  • Dr. Smith is an economist. Notice the stress on “economist.” This content word has new information, so it is emphasized. There are four syllables in “economist,” with the stress on the second syllable (e-CON-o-mist).
  • He just finished writing … “just” means the very recent past. “Just” is usually used with a simple past verb because the action is complete. However, it can also be used with the present perfect (He’s just finished writing …).
  • Development program. Since these two words make a compound noun, the main stress falls on “development.”
  • By any chance? Means the same as “possibly.” Notice the rising intonation, which is used in yes/no questions to confirm that something is true.



Informal Introductions

JIM: Who’s the tall woman next to Barbara?

CHARLES: That’s her friend Mary. Didn’t you meet her at Steve’s party?

JIM: No, I wasn’t at Steve’s party.

CHARLES: Oh! Then let me introduce you to her now. Mary, this is my friend Jim.

MARY: Hi, Jim. Nice to meet you.

JIM: You, too. Would you like a drink?

MARY: Sure, let’s go get one.

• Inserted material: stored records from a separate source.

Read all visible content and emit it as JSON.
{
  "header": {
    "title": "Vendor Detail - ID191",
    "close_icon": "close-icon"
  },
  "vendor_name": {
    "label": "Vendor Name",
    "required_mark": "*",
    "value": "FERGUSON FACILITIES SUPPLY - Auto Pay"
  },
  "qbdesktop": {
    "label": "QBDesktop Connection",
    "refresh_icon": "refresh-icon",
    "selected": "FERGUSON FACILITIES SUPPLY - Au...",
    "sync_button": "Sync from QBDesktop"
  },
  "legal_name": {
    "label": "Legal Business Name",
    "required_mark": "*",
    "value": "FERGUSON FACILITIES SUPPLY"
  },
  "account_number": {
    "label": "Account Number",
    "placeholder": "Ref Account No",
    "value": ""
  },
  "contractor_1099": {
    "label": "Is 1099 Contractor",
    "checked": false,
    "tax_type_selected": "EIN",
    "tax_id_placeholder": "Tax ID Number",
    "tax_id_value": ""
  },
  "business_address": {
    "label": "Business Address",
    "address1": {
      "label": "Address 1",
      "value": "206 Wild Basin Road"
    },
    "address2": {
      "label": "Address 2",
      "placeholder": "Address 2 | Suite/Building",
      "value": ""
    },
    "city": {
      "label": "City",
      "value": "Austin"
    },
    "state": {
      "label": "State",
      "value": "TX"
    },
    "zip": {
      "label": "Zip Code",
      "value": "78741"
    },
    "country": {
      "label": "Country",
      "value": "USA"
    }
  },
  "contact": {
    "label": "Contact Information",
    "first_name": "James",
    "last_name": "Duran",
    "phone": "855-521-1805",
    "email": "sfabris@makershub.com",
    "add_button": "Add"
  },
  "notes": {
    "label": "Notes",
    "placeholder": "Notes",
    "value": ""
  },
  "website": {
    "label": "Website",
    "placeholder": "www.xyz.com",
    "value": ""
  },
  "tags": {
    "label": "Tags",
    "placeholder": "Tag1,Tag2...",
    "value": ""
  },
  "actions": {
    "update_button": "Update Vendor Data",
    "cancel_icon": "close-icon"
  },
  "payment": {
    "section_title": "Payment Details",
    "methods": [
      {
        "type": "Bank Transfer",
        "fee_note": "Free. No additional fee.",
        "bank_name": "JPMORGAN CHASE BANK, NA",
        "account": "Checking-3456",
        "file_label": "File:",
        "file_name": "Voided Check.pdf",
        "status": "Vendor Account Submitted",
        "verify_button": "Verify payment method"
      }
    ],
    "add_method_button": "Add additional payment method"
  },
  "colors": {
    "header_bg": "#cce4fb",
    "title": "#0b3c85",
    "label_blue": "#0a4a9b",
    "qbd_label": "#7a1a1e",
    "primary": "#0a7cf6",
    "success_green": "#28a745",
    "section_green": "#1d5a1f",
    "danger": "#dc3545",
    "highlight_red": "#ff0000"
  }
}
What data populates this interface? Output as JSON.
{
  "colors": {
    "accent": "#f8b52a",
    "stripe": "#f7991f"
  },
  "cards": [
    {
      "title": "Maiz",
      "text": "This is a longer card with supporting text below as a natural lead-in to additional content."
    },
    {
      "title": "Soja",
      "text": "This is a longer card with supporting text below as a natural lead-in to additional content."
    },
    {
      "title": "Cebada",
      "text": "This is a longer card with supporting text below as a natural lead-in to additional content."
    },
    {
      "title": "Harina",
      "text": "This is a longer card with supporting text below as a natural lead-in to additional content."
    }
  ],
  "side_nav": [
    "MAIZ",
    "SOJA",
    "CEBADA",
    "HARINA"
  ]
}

  • “Who’s” is the contracted form of who is. It is pronounced the same way as “whose” (/ huwz/), but the meaning is different.
  • Didn’t you meet her …? Notice that this is a negative question. Charles thought that Jim had met Mary before. He is now surprised that Jim does not know Mary, and so he uses a negative question to show his surprise.
  • I wasn’t at Steve’s party. Notice that the emphasis here is on “at” although prepositions normally have weak stress. In this case, “at” means “there” (I wasn’t there).
  • Mary, this is my friend Jim. This is a friendly way to introduce two people. It’s common to follow this with “Jim, this is Mary.” In this case, Mary says “Hi, Jim” first.
  • Nice to meet you. This is a typical response after you’ve been introduced to someone.
  • “Sure” is often used in informal conversation to mean “yes.”


Source: American English